Okay, so as this is the first week in January, you probably are embarking on some changes in your life. Maybe you are vowing to work out more. Maybe you are promising to eat more nutritiously. Maybe you are going to allow yourself to take some ‘me’ time once in awhile. Whatever it is you decided to make a commitment to, honor that pledge and set some healthy habits toward keeps those goals.
Habits are formed through repetitious behavior within specific contexts. The challenge with habits is how to change ingrained, unhealthy behaviors. In order for you to be successful in your current endeavors, you’ll want to initiate new behaviors, support context driven repetition of this behavior, and facilitate automaticity. In other words, repetition reinforces and establishes the association in the memory to perform the new desired behavior.
It’s important to build healthy habits because those actions will be triggered automatically, without awareness, conscious control, mental effort, or deliberation. Behavior performed in consistent settings, tends to persist even in the face of motivational shifts. Therefore, building a solid foundation of healthy habits will help in avoiding pitfalls and making you more resistant to unhealthy lapses.
Eating behaviors, physical activity, and active travel all have a habitual component. Employing a habit formation approach to health behavior change would be conducive to increasing success in making such lifestyle change permanent.
Habit formation progresses through three stages:
1. Decision must be made to take action. Decide on a goal that you’d like to achieve for your health.
2. The decision to act must be translated into action. This action should be performed consistently on a daily basis.
3. Behavior must be repeated, which typically requires continued motivation. Such repetition should occur in a fashion conducive to the development of automaticity.
I know… I’ve used this word a few times now. Here’s the definition.
Automaticity [noun]: working by itself with little or no direct human control.
So how do we reach automaticity within our defined goals. Well, this is two- fold. First we want to break the cue- response that exists within bad habits. For example:
Cue—Out to dinner with friends and the bread basket comes to the table.
Response— You reach for a piece a bread and don’t stop at one.
The problem in this scenario is that you are not eating mindfully, meaning you automatically reach for the bread without consequence. So what happens instead of taking action that is motivated by different behavior, we slip in the habitual and behave as we have done previously.
An obvious way to break unwanted habitual behavior is to remove yourself from the environment where those cues exist. Maybe ask you friends to skip the bread basket or alternatively, choose a different restaurant that doesn’t serve bread before the meal. Here’s another example. On your way to work you pass by this deliciously sinful patisserie with the most yummy tasting pastries. Every morning you walk by and decide ‘Well, I’ll just have one with my coffee and work out later today.’ Before you know, you’ve built a cue- response around a unwanted behavior. One way to break this habit… take another route to school.

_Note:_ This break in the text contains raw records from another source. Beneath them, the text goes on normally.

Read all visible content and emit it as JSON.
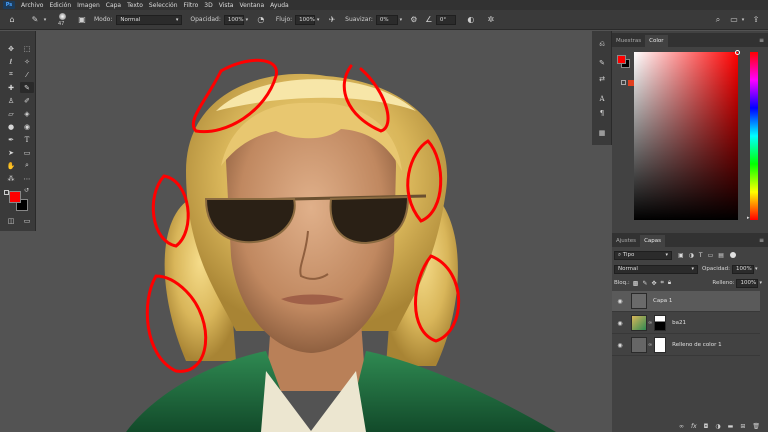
{
  "menu": {
    "logo": "Ps",
    "items": [
      "Archivo",
      "Edición",
      "Imagen",
      "Capa",
      "Texto",
      "Selección",
      "Filtro",
      "3D",
      "Vista",
      "Ventana",
      "Ayuda"
    ]
  },
  "options": {
    "brush_size": "47",
    "mode_label": "Modo:",
    "mode_value": "Normal",
    "opacity_label": "Opacidad:",
    "opacity_value": "100%",
    "flow_label": "Flujo:",
    "flow_value": "100%",
    "smooth_label": "Suavizar:",
    "smooth_value": "0%",
    "angle_value": "0°"
  },
  "panels": {
    "swatches_tab": "Muestras",
    "color_tab": "Color",
    "adjustments_tab": "Ajustes",
    "layers_tab": "Capas"
  },
  "layers": {
    "filter_kind": "Tipo",
    "blend_mode": "Normal",
    "opacity_label": "Opacidad:",
    "opacity_value": "100%",
    "lock_label": "Bloq.:",
    "fill_label": "Relleno:",
    "fill_value": "100%",
    "items": [
      {
        "name": "Capa 1"
      },
      {
        "name": "ba21"
      },
      {
        "name": "Relleno de color 1"
      }
    ]
  },
  "colors": {
    "foreground": "#ff0000",
    "background": "#000000",
    "annotation": "#ff0000"
  }
}
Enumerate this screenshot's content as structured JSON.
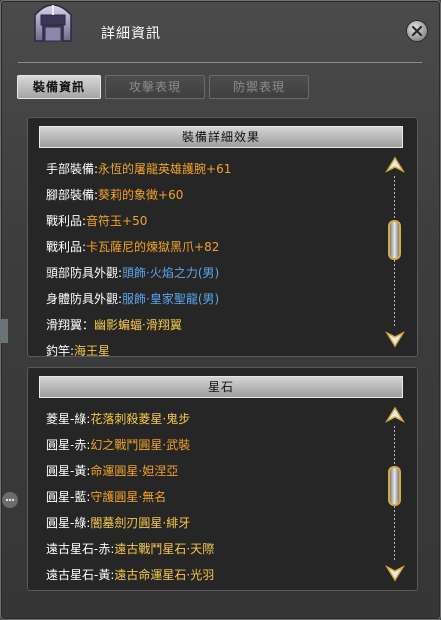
{
  "window": {
    "title": "詳細資訊",
    "close_icon": "close-icon",
    "helmet_icon": "helmet-icon"
  },
  "tabs": [
    {
      "label": "裝備資訊",
      "active": true
    },
    {
      "label": "攻擊表現",
      "active": false
    },
    {
      "label": "防禦表現",
      "active": false
    }
  ],
  "equipment_panel": {
    "header": "裝備詳細效果",
    "rows": [
      {
        "label": "手部裝備:",
        "value": "永恆的屠龍英雄護腕+61",
        "color": "orange"
      },
      {
        "label": "腳部裝備:",
        "value": "葵莉的象徵+60",
        "color": "orange"
      },
      {
        "label": "戰利品:",
        "value": "音符玉+50",
        "color": "orange"
      },
      {
        "label": "戰利品:",
        "value": "卡瓦薩尼的煉獄黑爪+82",
        "color": "orange"
      },
      {
        "label": "頭部防具外觀:",
        "value": "頭飾·火焰之力(男)",
        "color": "blue"
      },
      {
        "label": "身體防具外觀:",
        "value": "服飾·皇家聖龍(男)",
        "color": "blue"
      },
      {
        "label": "滑翔翼：",
        "value": "幽影蝙蝠·滑翔翼",
        "color": "gold"
      },
      {
        "label": "釣竿:",
        "value": "海王星",
        "color": "gold"
      }
    ]
  },
  "star_panel": {
    "header": "星石",
    "rows": [
      {
        "label": "菱星-綠:",
        "value": "花落刺殺菱星·鬼步",
        "color": "gold"
      },
      {
        "label": "圓星-赤:",
        "value": "幻之戰鬥圓星·武裝",
        "color": "orange"
      },
      {
        "label": "圓星-黃:",
        "value": "命運圓星·妲涅亞",
        "color": "orange"
      },
      {
        "label": "圓星-藍:",
        "value": "守護圓星·無名",
        "color": "orange"
      },
      {
        "label": "圓星-綠:",
        "value": "闇墓劍刃圓星·緋牙",
        "color": "gold"
      },
      {
        "label": "遠古星石-赤:",
        "value": "遠古戰鬥星石·天際",
        "color": "gold"
      },
      {
        "label": "遠古星石-黃:",
        "value": "遠古命運星石·光羽",
        "color": "gold"
      }
    ]
  },
  "colors": {
    "orange": "#f0a32a",
    "blue": "#59a6ee",
    "gold": "#f5c84a",
    "scroll_accent": "#d5a943"
  }
}
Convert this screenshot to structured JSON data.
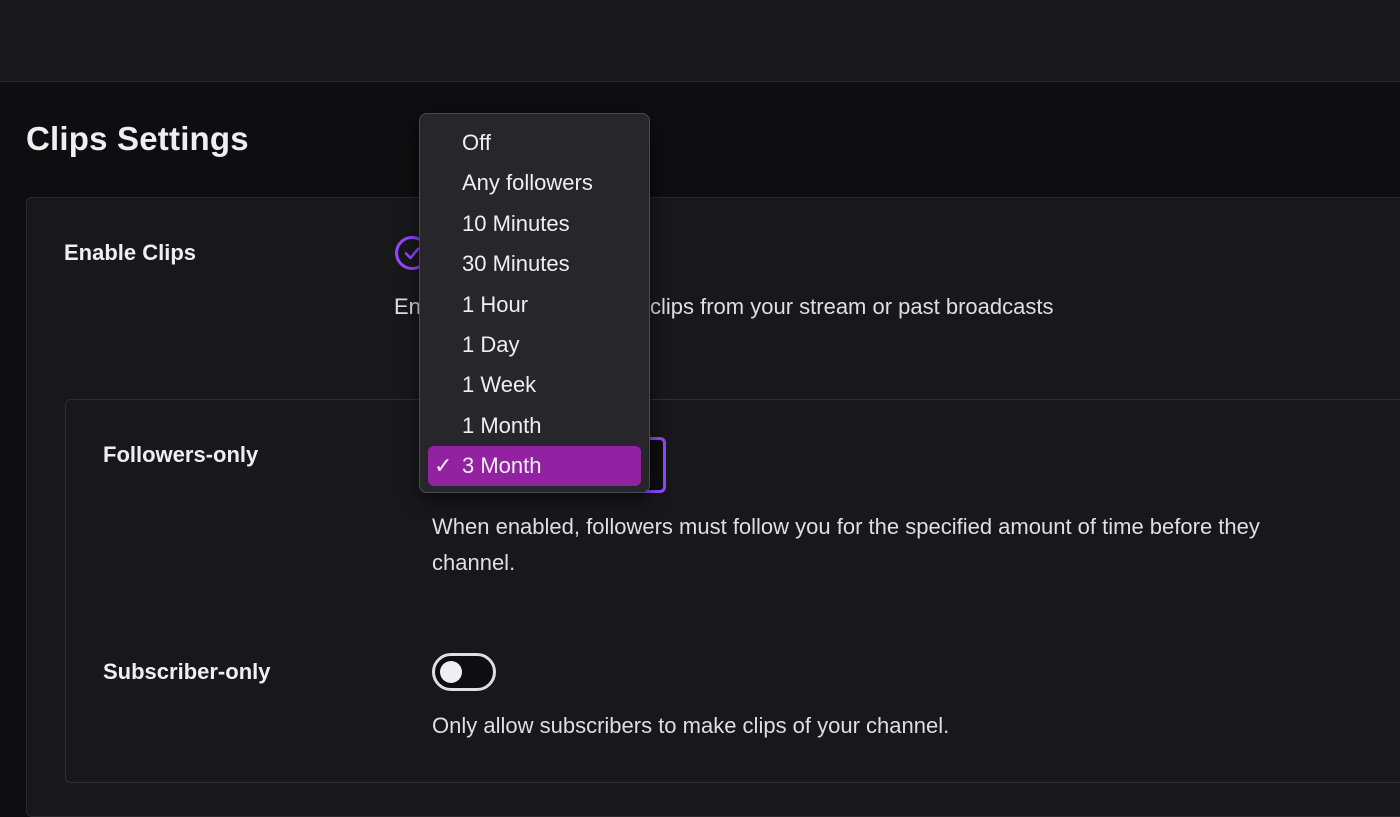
{
  "page": {
    "title": "Clips Settings"
  },
  "enable_clips": {
    "label": "Enable Clips",
    "description_start": "En",
    "description_end": "clips from your stream or past broadcasts",
    "checked": true
  },
  "followers_only": {
    "label": "Followers-only",
    "description": "When enabled, followers must follow you for the specified amount of time before they",
    "description_line2": "channel.",
    "selected": "3 Month"
  },
  "subscriber_only": {
    "label": "Subscriber-only",
    "description": "Only allow subscribers to make clips of your channel.",
    "enabled": false
  },
  "dropdown": {
    "options": [
      "Off",
      "Any followers",
      "10 Minutes",
      "30 Minutes",
      "1 Hour",
      "1 Day",
      "1 Week",
      "1 Month"
    ],
    "selected_label": "3 Month",
    "check_glyph": "✓"
  },
  "colors": {
    "accent": "#9147ff",
    "selected_option": "#9322a3",
    "background": "#0e0e10",
    "card": "#18181b"
  },
  "icons": {
    "enable_check": "check-circle-icon",
    "selected_check": "checkmark-icon"
  }
}
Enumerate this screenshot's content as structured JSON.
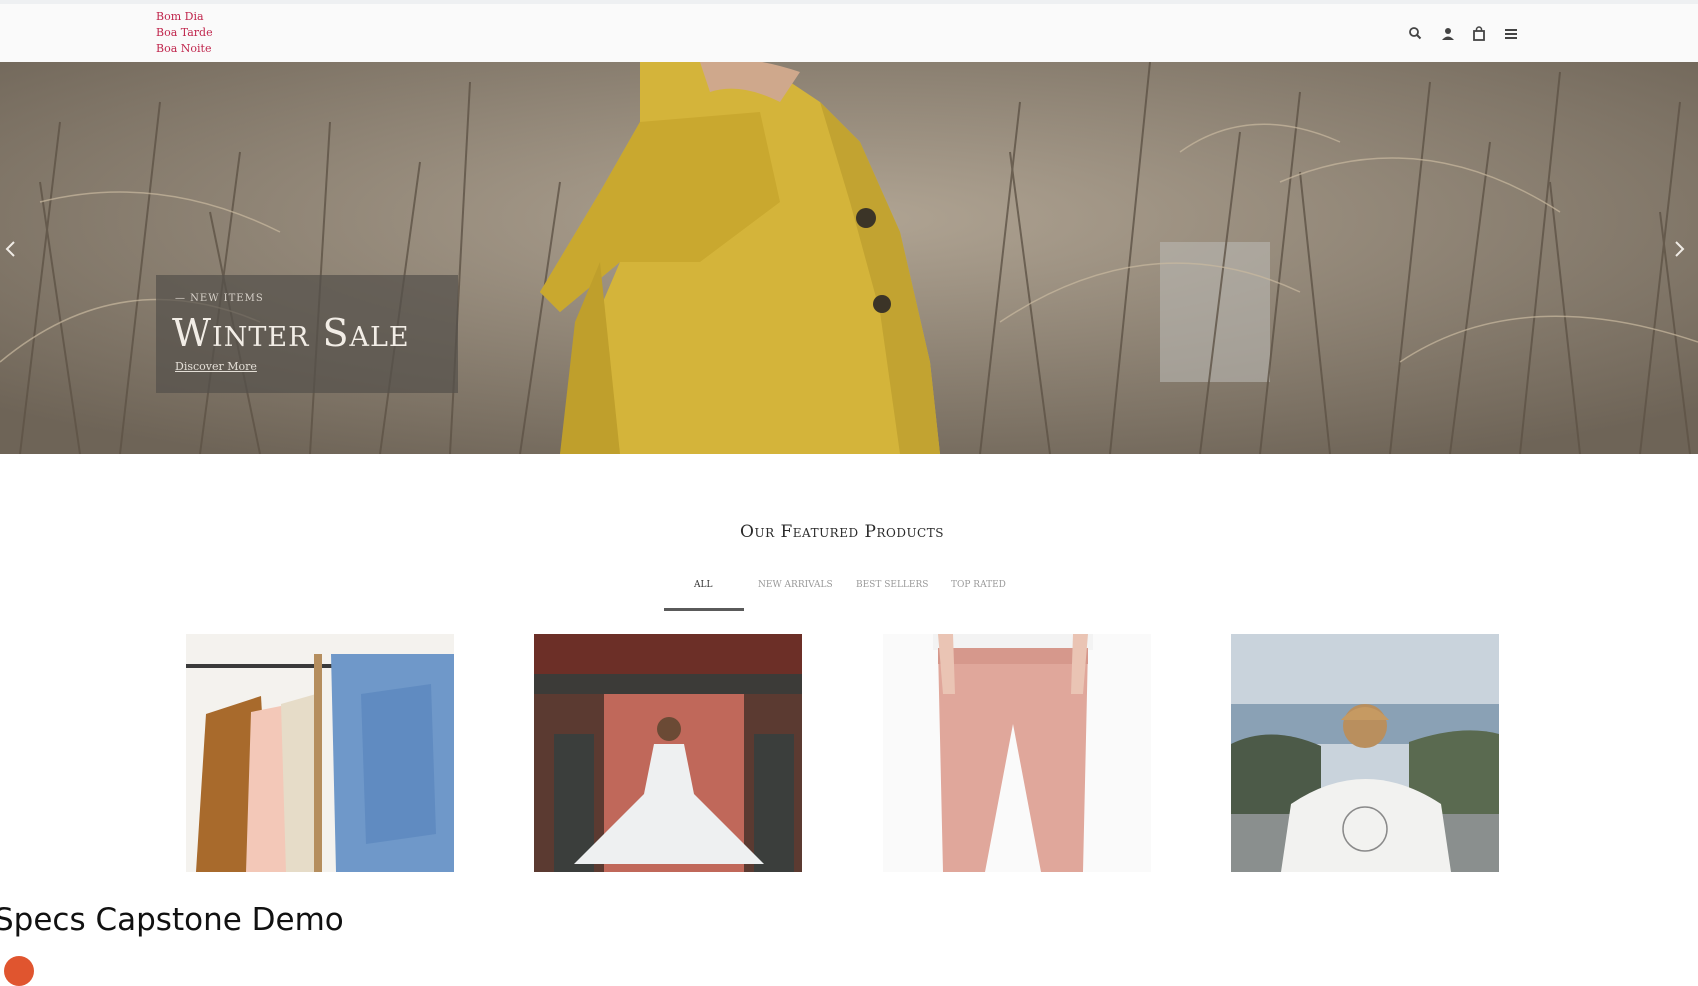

The second thing you’ll need to do is attach the negative unwanted cue- response to new behavior. Let’s go back to the example above. Instead of walking past that patisserie you walk past a cafe that serves fresh fruit/ vegetable juices instead. This new behavior replaces the cue- response to the unwanted behavior.
You’ll have to employ some self- regulation here. Start to build awareness around the cues which trigger unwanted responses. Begin to self- monitor behavior to reveal those situations were unwanted habitual behaviors exist. In other words, start to understand yourself and recognize your triggers.
Now that you’ve built in new behavior, you’ll have to make the behavior habitual. New habits need to be performed consistently and daily within the appropriate context. Context can be any cue such as an event, ‘When I get to work.’ or a time of day ‘After breakfast.’ Or in the case of our above example ‘When I walk to work.’
Lastly, aim for small behavior changes initially. Setting a goal to run a marathon when you’ve never run long distance before can be daunting. A more realistic goal to begin with is jog three times a week for 15 minutes to build endurance, strength and stamina. When achieve success within small behavior changes, you increase self- efficacy and increase confidence for working toward other health promoting habits.
Now go be a rockstar!
Lally, P., & Gardner, B. (2013). Promoting habit formation. Health Psychology Review, 7(SUPPL1), S137-S158. DOI: 10.1080/17437199.2011.603640
Gardner, B., Lally, P., & Wardle, J. (2012). Making health habitual: the psychology of “habit-formation” and general practice. The British Journal of General Practice, 62(605), 664–666. http://doi.org/10.3399/bjgp12X659466